[[ RECORDS TO PROCESS open ]]

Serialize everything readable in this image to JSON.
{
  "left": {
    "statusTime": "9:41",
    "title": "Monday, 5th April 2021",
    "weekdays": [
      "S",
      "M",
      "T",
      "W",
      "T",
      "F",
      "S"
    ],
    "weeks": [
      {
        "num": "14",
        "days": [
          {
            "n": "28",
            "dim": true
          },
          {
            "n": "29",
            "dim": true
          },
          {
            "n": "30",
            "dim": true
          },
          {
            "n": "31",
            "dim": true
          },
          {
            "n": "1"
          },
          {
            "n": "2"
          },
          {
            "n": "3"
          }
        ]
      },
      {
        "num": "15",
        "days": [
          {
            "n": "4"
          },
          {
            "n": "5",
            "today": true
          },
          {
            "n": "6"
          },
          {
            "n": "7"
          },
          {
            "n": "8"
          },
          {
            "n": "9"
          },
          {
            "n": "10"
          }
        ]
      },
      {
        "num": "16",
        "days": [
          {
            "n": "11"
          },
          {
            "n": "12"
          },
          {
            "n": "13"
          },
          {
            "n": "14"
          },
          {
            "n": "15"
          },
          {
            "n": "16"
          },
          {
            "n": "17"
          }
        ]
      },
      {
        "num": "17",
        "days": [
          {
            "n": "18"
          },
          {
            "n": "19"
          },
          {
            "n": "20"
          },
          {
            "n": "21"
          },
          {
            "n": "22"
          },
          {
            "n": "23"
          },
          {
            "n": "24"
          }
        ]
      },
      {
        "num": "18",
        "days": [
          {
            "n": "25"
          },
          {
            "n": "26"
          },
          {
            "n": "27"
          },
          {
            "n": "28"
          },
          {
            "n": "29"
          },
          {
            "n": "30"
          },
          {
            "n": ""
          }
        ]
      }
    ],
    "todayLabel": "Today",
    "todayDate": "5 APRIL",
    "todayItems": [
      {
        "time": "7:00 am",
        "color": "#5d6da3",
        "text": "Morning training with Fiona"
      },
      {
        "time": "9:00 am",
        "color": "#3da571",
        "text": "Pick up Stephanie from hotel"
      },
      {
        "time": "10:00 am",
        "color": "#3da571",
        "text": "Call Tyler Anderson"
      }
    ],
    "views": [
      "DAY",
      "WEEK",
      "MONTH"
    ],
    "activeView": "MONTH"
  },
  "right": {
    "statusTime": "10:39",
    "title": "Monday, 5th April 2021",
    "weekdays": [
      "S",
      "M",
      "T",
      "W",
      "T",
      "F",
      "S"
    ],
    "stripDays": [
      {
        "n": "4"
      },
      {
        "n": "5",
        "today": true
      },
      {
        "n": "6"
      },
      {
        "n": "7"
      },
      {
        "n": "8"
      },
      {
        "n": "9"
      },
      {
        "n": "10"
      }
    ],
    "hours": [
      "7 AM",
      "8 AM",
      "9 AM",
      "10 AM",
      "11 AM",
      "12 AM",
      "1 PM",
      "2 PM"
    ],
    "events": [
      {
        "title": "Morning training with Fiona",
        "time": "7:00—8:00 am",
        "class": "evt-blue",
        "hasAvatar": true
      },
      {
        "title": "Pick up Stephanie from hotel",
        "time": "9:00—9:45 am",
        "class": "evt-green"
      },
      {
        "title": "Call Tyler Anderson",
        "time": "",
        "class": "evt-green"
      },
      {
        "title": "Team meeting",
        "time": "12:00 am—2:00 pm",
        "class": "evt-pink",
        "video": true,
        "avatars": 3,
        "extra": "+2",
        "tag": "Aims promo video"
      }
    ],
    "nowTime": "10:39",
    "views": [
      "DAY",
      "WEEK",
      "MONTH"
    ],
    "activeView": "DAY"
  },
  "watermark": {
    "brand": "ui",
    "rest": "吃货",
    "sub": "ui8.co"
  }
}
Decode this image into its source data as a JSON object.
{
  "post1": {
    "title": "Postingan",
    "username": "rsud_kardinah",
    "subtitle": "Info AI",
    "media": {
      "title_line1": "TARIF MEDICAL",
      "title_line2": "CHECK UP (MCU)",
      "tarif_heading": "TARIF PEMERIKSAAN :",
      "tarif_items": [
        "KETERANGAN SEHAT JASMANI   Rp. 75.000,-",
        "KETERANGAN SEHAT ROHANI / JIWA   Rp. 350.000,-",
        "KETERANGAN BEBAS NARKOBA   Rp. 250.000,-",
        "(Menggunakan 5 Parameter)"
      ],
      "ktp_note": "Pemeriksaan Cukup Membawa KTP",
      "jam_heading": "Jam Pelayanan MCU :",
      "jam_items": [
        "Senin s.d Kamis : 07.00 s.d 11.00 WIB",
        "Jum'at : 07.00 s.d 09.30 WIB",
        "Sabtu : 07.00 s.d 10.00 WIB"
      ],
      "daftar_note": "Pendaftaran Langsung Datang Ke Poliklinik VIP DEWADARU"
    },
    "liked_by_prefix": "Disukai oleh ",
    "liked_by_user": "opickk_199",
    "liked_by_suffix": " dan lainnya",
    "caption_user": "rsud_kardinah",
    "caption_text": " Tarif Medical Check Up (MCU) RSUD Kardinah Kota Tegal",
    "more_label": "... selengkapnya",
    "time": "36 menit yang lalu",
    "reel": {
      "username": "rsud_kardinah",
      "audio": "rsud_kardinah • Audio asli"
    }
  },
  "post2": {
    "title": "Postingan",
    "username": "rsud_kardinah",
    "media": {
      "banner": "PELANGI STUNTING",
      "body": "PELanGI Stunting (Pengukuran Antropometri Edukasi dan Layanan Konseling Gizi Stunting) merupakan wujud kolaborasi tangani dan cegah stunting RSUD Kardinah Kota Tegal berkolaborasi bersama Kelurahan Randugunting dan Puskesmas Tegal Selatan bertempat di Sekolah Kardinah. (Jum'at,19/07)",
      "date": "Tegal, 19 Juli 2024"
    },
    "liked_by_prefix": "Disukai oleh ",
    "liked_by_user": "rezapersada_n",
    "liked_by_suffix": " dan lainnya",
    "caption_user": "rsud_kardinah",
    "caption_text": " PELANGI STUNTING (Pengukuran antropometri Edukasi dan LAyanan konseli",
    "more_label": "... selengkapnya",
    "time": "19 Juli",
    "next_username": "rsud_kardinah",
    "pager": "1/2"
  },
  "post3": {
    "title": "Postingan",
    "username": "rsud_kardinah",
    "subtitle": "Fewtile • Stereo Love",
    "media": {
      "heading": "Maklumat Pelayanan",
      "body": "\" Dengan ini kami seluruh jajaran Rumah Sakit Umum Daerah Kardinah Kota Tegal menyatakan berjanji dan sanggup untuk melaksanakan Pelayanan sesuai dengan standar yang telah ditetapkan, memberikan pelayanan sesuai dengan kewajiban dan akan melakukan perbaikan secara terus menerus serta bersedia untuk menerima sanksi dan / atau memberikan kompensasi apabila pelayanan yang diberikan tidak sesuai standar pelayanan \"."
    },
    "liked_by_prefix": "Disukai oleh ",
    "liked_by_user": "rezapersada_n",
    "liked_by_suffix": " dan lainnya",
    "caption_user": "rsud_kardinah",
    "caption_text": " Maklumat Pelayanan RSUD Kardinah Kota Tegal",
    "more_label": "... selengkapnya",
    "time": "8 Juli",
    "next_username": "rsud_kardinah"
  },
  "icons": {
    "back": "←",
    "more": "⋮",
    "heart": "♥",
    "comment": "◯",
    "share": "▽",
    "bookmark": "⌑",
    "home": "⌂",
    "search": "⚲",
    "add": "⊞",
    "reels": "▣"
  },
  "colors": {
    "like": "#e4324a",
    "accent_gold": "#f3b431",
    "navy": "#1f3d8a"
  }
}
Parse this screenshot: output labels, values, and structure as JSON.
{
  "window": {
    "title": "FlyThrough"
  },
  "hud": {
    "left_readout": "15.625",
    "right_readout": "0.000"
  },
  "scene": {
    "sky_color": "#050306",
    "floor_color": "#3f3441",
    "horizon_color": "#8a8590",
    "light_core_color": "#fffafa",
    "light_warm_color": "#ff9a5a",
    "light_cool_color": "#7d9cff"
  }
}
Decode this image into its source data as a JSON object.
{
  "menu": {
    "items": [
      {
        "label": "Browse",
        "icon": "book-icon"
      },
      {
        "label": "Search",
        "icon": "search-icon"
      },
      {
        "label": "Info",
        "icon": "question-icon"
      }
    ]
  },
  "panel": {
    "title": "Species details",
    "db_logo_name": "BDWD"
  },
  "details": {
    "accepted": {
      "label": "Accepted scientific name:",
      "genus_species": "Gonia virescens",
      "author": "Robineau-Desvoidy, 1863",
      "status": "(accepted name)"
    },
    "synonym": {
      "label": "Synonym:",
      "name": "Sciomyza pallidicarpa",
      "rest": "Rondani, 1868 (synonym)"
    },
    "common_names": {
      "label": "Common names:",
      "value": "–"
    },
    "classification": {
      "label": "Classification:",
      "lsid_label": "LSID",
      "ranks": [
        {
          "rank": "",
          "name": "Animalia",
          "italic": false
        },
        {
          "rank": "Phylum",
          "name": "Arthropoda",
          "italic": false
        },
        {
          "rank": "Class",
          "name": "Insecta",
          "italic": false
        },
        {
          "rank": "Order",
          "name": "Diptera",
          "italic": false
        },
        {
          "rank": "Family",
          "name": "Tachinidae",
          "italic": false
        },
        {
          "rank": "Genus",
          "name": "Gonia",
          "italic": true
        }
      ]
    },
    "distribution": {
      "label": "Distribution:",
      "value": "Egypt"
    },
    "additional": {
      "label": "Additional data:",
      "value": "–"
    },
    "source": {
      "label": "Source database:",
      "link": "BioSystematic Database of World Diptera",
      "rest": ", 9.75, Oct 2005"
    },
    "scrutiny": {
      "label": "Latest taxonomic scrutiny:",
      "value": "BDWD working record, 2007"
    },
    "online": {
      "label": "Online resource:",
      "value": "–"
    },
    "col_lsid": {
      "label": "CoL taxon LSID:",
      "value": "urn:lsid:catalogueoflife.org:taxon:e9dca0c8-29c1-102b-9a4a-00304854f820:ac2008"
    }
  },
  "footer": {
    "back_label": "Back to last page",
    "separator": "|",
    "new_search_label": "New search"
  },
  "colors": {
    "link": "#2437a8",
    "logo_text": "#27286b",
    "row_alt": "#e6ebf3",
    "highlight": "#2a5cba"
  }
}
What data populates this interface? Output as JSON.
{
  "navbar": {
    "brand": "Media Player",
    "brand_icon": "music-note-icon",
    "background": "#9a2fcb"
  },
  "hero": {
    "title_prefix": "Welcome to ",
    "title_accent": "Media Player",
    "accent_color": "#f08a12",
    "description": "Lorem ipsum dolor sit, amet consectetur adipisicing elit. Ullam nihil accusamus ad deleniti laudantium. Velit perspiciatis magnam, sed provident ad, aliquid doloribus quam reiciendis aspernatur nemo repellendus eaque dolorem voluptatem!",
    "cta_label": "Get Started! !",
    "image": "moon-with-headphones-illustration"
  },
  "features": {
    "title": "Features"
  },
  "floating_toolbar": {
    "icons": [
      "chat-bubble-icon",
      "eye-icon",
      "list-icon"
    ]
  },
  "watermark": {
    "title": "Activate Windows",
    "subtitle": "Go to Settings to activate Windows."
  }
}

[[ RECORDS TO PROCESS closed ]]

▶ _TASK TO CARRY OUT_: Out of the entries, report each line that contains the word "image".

▶ _TASK RESPONSE_:
Serialize everything readable in this image to JSON.
Decode this image into its source data as a JSON object.
Decode this image into its source data as a JSON object.
    "image": "moon-with-headphones-illustration"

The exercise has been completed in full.